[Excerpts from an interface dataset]
------------------------------------

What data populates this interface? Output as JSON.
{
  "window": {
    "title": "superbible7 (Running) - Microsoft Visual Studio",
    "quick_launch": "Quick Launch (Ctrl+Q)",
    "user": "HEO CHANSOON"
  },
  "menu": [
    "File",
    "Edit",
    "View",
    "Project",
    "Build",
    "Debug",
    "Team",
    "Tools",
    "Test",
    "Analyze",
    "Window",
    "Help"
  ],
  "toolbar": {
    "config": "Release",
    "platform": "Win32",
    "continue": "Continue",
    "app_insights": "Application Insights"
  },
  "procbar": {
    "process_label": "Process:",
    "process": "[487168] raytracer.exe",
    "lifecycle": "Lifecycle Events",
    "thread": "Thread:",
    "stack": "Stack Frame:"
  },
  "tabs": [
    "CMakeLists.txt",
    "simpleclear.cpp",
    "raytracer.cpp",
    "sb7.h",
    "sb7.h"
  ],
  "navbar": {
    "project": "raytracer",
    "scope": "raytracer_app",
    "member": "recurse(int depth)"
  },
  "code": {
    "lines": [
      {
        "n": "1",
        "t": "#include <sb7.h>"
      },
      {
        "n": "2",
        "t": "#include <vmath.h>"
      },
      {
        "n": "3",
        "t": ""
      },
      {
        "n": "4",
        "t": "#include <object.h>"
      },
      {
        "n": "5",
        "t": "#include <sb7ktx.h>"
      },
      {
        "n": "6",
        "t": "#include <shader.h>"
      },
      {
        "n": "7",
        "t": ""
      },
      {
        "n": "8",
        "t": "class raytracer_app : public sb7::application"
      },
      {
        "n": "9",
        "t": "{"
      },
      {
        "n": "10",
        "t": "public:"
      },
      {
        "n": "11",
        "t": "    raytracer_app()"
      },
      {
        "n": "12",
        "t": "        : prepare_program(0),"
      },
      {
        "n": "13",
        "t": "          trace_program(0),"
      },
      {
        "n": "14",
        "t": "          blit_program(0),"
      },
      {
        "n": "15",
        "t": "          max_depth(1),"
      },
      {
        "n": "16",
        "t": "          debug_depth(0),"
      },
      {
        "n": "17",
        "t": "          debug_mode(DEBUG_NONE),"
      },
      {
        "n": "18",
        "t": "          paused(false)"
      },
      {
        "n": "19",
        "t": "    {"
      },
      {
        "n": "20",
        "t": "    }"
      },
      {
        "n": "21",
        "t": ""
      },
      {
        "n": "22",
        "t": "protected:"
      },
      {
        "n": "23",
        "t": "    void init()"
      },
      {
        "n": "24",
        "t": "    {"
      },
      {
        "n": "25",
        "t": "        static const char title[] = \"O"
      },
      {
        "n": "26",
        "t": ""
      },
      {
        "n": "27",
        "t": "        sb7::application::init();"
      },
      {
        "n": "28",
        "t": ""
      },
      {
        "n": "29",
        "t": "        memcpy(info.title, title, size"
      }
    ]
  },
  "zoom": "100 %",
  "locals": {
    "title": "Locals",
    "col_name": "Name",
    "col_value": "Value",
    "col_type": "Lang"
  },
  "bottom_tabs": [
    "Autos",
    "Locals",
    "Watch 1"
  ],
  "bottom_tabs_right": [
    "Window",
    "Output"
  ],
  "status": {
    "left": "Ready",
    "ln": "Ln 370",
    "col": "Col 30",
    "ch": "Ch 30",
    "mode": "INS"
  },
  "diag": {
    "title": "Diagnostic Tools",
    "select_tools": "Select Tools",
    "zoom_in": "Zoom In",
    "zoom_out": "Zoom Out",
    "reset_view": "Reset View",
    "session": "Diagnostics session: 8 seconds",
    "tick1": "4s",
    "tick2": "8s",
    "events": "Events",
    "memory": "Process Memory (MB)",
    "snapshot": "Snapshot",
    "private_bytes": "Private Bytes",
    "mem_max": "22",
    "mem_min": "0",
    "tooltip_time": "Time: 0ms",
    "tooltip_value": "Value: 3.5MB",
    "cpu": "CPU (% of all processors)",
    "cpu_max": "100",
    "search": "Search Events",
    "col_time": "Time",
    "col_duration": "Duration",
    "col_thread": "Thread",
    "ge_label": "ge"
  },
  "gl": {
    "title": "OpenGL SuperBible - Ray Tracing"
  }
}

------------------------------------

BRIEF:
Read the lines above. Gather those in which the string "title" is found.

RESPONSE TO THE EXERCISE:
    "title": "superbible7 (Running) - Microsoft Visual Studio",
        "t": "        static const char title[] = \"O"
        "t": "        memcpy(info.title, title, size"
    "title": "Locals",
    "title": "Diagnostic Tools",
    "title": "OpenGL SuperBible - Ray Tracing"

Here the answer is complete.